TASK TO CARRY OUT: In the records below, pick out all lines containing the word "Comfort".

ENTRIES PROVIDED:
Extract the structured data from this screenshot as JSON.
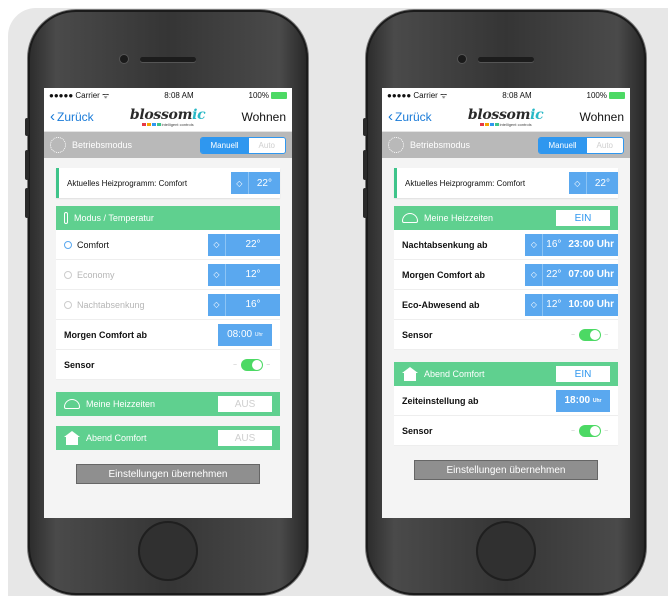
{
  "status": {
    "carrier": "●●●●● Carrier ᯤ",
    "time": "8:08 AM",
    "battery": "100%"
  },
  "nav": {
    "back": "Zurück",
    "logo": "blossom",
    "logo_suffix": "ic",
    "logo_tag": "intelligent controls",
    "room": "Wohnen"
  },
  "mode": {
    "label": "Betriebsmodus",
    "manual": "Manuell",
    "auto": "Auto"
  },
  "left": {
    "current": {
      "label": "Aktuelles Heizprogramm: Comfort",
      "value": "22°"
    },
    "section_temp": {
      "title": "Modus / Temperatur"
    },
    "rows": [
      {
        "label": "Comfort",
        "value": "22°"
      },
      {
        "label": "Economy",
        "value": "12°"
      },
      {
        "label": "Nachtabsenkung",
        "value": "16°"
      }
    ],
    "morning": {
      "label": "Morgen Comfort ab",
      "time": "08:00",
      "unit": "Uhr"
    },
    "sensor": {
      "label": "Sensor"
    },
    "heizzeiten": {
      "title": "Meine Heizzeiten",
      "state": "AUS"
    },
    "abend": {
      "title": "Abend Comfort",
      "state": "AUS"
    },
    "apply": "Einstellungen übernehmen"
  },
  "right": {
    "current": {
      "label": "Aktuelles Heizprogramm: Comfort",
      "value": "22°"
    },
    "heizzeiten": {
      "title": "Meine Heizzeiten",
      "state": "EIN"
    },
    "rows": [
      {
        "label": "Nachtabsenkung ab",
        "temp": "16°",
        "time": "23:00 Uhr"
      },
      {
        "label": "Morgen Comfort ab",
        "temp": "22°",
        "time": "07:00 Uhr"
      },
      {
        "label": "Eco-Abwesend ab",
        "temp": "12°",
        "time": "10:00 Uhr"
      }
    ],
    "sensor": {
      "label": "Sensor"
    },
    "abend": {
      "title": "Abend Comfort",
      "state": "EIN"
    },
    "zeit": {
      "label": "Zeiteinstellung ab",
      "time": "18:00",
      "unit": "Uhr"
    },
    "sensor2": {
      "label": "Sensor"
    },
    "apply": "Einstellungen übernehmen"
  },
  "colors": {
    "green": "#5fd08f",
    "blue": "#5aa8ef",
    "accent": "#2f97ef"
  },
  "icons": {
    "stepper": "up-down-chevron-icon"
  }
}
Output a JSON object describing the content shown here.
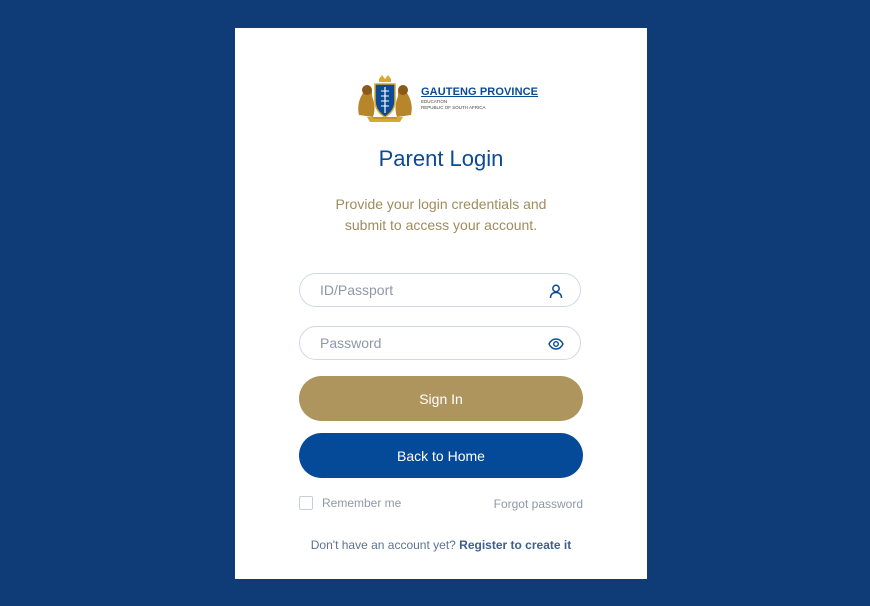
{
  "logo": {
    "title": "GAUTENG PROVINCE",
    "sub1": "EDUCATION",
    "sub2": "REPUBLIC OF SOUTH AFRICA"
  },
  "login": {
    "title": "Parent Login",
    "subtitle_line1": "Provide your login credentials and",
    "subtitle_line2": "submit to access your account."
  },
  "form": {
    "id_placeholder": "ID/Passport",
    "password_placeholder": "Password",
    "signin_label": "Sign In",
    "home_label": "Back to Home",
    "remember_label": "Remember me",
    "forgot_label": "Forgot password",
    "register_prompt": "Don't have an account yet?",
    "register_link": "Register to create it"
  },
  "colors": {
    "background": "#0f3c77",
    "primary_blue": "#054a98",
    "gold": "#ae955d",
    "muted_text": "#8e99a8"
  },
  "icons": {
    "id_field": "user-icon",
    "password_field": "eye-icon"
  }
}
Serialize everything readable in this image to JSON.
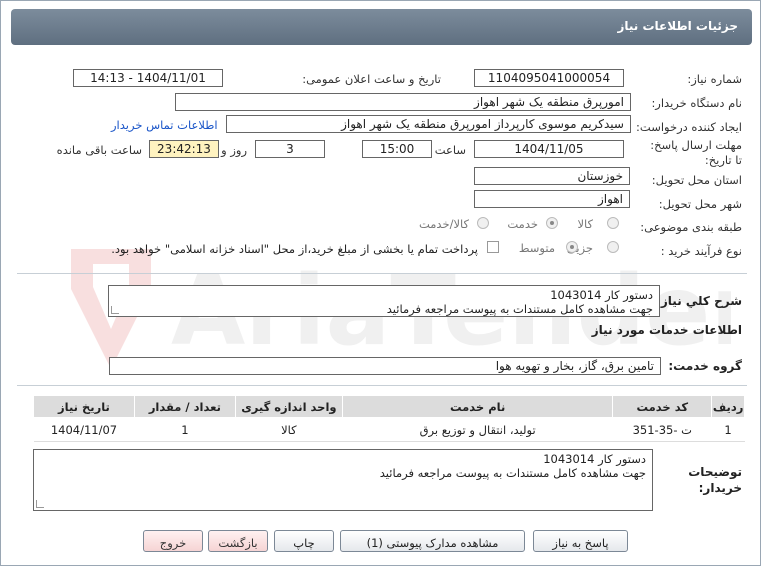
{
  "window": {
    "title": "جزئیات اطلاعات نیاز"
  },
  "labels": {
    "need_number": "شماره نیاز:",
    "announce_datetime": "تاریخ و ساعت اعلان عمومی:",
    "buyer_org": "نام دستگاه خریدار:",
    "requester": "ایجاد کننده درخواست:",
    "deadline": "مهلت ارسال پاسخ: تا تاریخ:",
    "time": "ساعت",
    "and_day": "روز و",
    "time_remaining": "ساعت باقی مانده",
    "province": "استان محل تحویل:",
    "city": "شهر محل تحویل:",
    "category": "طبقه بندی موضوعی:",
    "process_type": "نوع فرآیند خرید :",
    "need_summary": "شرح کلي نياز:",
    "services_info": "اطلاعات خدمات مورد نیاز",
    "service_group": "گروه خدمت:",
    "buyer_notes_line1": "توضیحات",
    "buyer_notes_line2": "خریدار:"
  },
  "fields": {
    "need_number": "1104095041000054",
    "announce_datetime": "1404/11/01 - 14:13",
    "buyer_org": "امورپرق منطقه یک شهر اهواز",
    "requester": "سیدکریم موسوی کارپرداز امورپرق منطقه یک شهر اهواز",
    "contact_link": "اطلاعات تماس خریدار",
    "deadline_date": "1404/11/05",
    "deadline_time": "15:00",
    "days": "3",
    "remaining": "23:42:13",
    "province": "خوزستان",
    "city": "اهواز",
    "service_group": "تامین برق، گاز، بخار و تهویه هوا"
  },
  "category_options": [
    {
      "label": "کالا",
      "selected": false
    },
    {
      "label": "خدمت",
      "selected": true
    },
    {
      "label": "کالا/خدمت",
      "selected": false
    }
  ],
  "process_options": [
    {
      "label": "جزیی",
      "selected": false
    },
    {
      "label": "متوسط",
      "selected": true
    }
  ],
  "payment_note": "پرداخت تمام یا بخشی از مبلغ خرید،از محل \"اسناد خزانه اسلامی\" خواهد بود.",
  "need_summary_lines": [
    "دستور کار 1043014",
    "جهت مشاهده کامل مستندات به پیوست مراجعه فرمائید"
  ],
  "buyer_notes_lines": [
    "دستور کار 1043014",
    "جهت مشاهده کامل مستندات به پیوست مراجعه فرمائید"
  ],
  "table": {
    "headers": [
      "ردیف",
      "کد خدمت",
      "نام خدمت",
      "واحد اندازه گیری",
      "تعداد / مقدار",
      "تاریخ نیاز"
    ],
    "rows": [
      [
        "1",
        "ت -35-351",
        "تولید، انتقال و توزیع برق",
        "کالا",
        "1",
        "1404/11/07"
      ]
    ]
  },
  "buttons": {
    "respond": "پاسخ به نیاز",
    "attachments": "مشاهده مدارک پیوستی (1)",
    "print": "چاپ",
    "back": "بازگشت",
    "exit": "خروج"
  },
  "watermark_text": "AriaTender.net",
  "colors": {
    "titlebar": "#6b7b8c",
    "link": "#1a55c8",
    "remaining_bg": "#fff3c0",
    "exit_btn": "#f6d4d4"
  }
}
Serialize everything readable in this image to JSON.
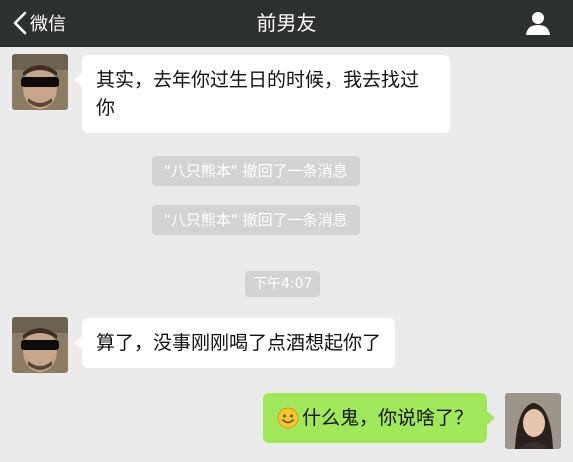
{
  "header": {
    "back_label": "微信",
    "title": "前男友"
  },
  "messages": [
    {
      "side": "left",
      "text": "其实，去年你过生日的时候，我去找过你"
    },
    {
      "side": "left",
      "text": "算了，没事刚刚喝了点酒想起你了"
    },
    {
      "side": "right",
      "text": "什么鬼，你说啥了？"
    }
  ],
  "system_notices": [
    "\"八只熊本\" 撤回了一条消息",
    "\"八只熊本\" 撤回了一条消息"
  ],
  "timestamp": "下午4:07",
  "icons": {
    "back": "chevron-left-icon",
    "contact": "user-profile-icon",
    "emoji": "smiley-emoji-icon"
  },
  "colors": {
    "topbar": "#2e3132",
    "chat_background": "#ebebeb",
    "incoming_bubble": "#ffffff",
    "outgoing_bubble": "#a0e75a",
    "system_notice": "#d3d3d3"
  }
}
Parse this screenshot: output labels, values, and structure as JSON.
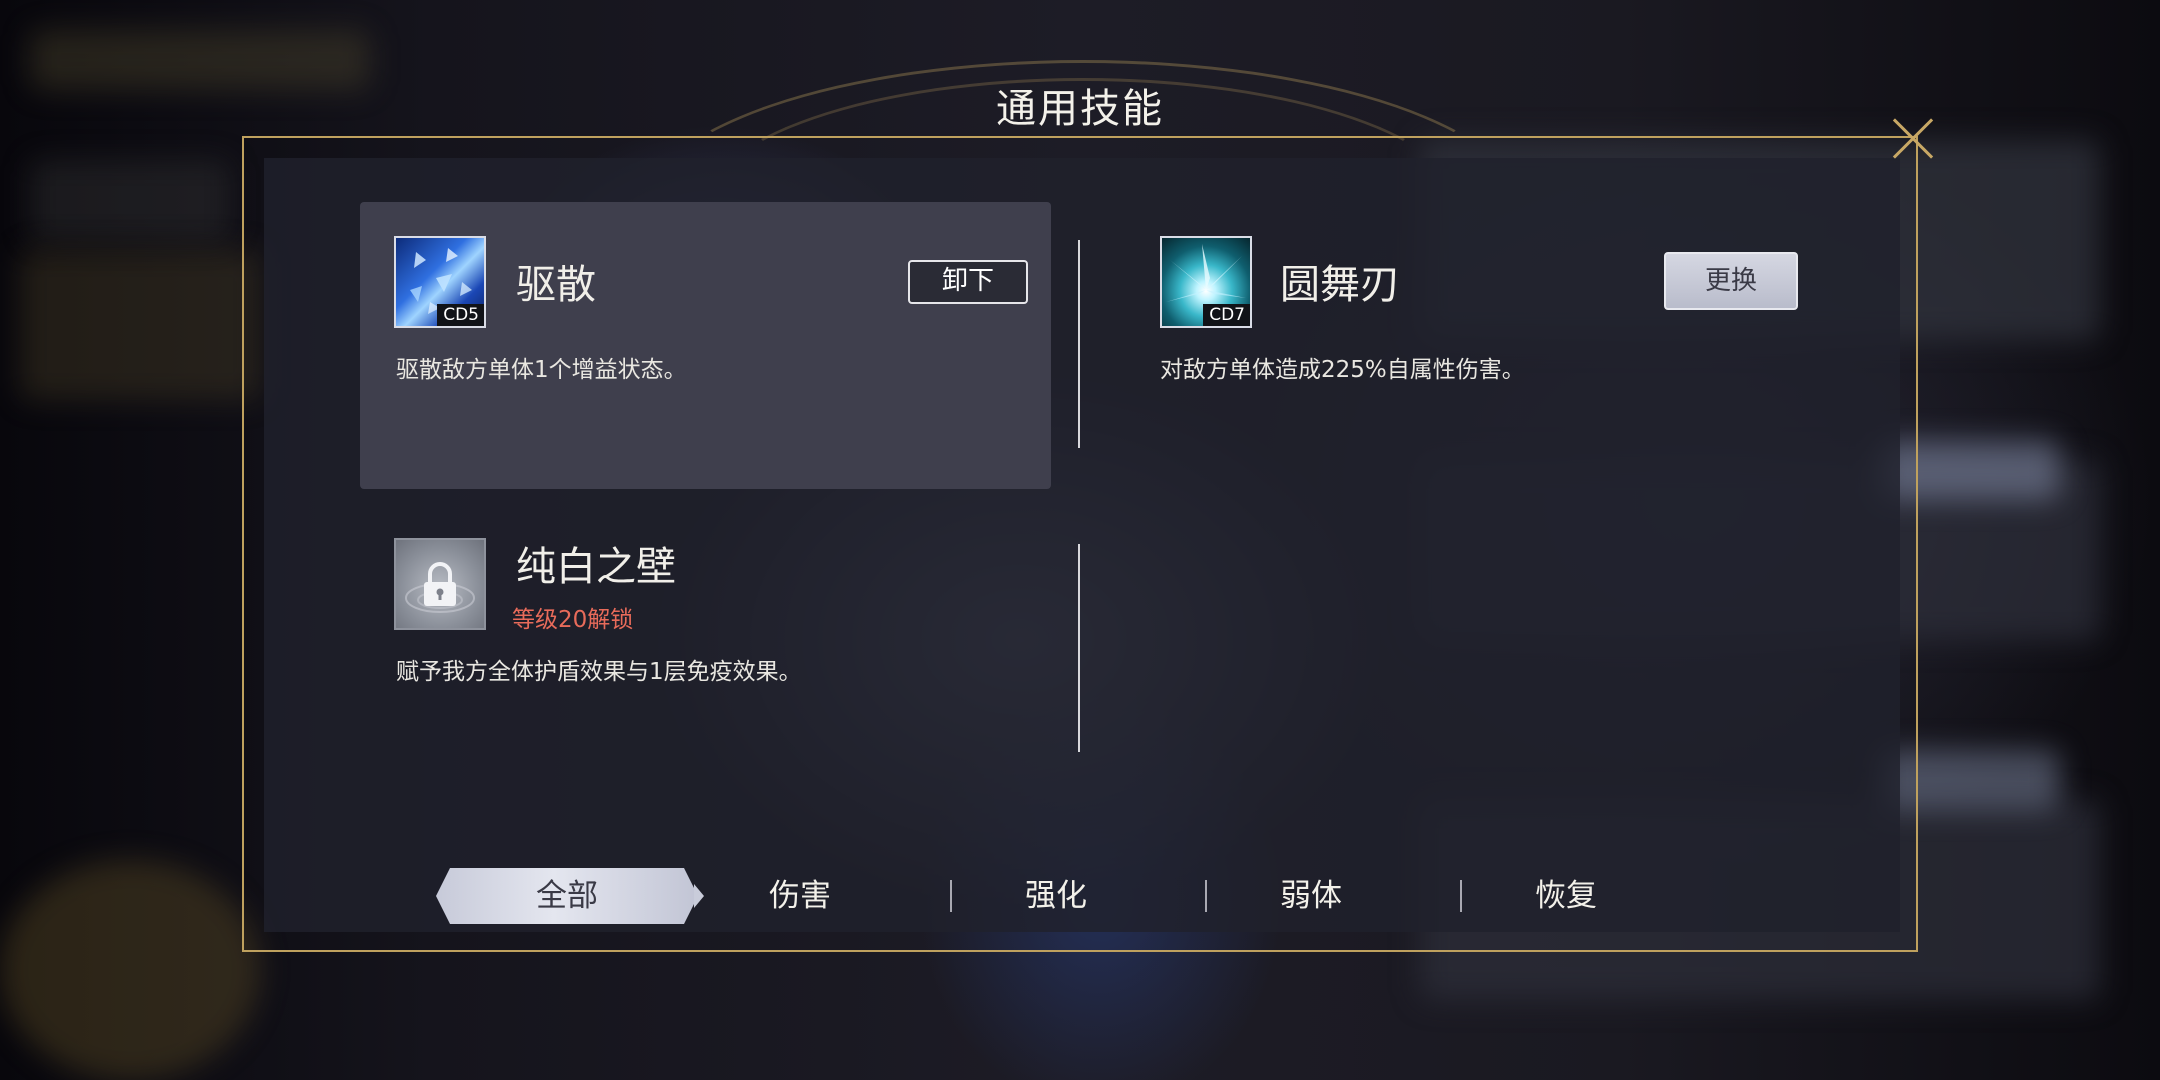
{
  "dialog": {
    "title": "通用技能"
  },
  "skills": [
    {
      "name": "驱散",
      "cd": "CD5",
      "description": "驱散敌方单体1个增益状态。",
      "action_label": "卸下",
      "selected": true,
      "icon": "shatter-icon"
    },
    {
      "name": "圆舞刃",
      "cd": "CD7",
      "description": "对敌方单体造成225%自属性伤害。",
      "action_label": "更换",
      "selected": false,
      "icon": "blade-burst-icon"
    },
    {
      "name": "纯白之壁",
      "unlock_text": "等级20解锁",
      "description": "赋予我方全体护盾效果与1层免疫效果。",
      "locked": true,
      "icon": "lock-icon"
    }
  ],
  "tabs": [
    {
      "label": "全部",
      "active": true
    },
    {
      "label": "伤害",
      "active": false
    },
    {
      "label": "强化",
      "active": false
    },
    {
      "label": "弱体",
      "active": false
    },
    {
      "label": "恢复",
      "active": false
    }
  ],
  "colors": {
    "frame_gold": "#bfa15e",
    "unlock_red": "#e86b5a",
    "panel": "#20212c",
    "selected_card": "#3f3f4d"
  }
}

WRITTEN SOLUTION:
      "label": "Aktuelles Heizprogramm: Comfort",
        "label": "Comfort",
      "label": "Morgen Comfort ab",
      "title": "Abend Comfort",
      "label": "Aktuelles Heizprogramm: Comfort",
        "label": "Morgen Comfort ab",
      "title": "Abend Comfort",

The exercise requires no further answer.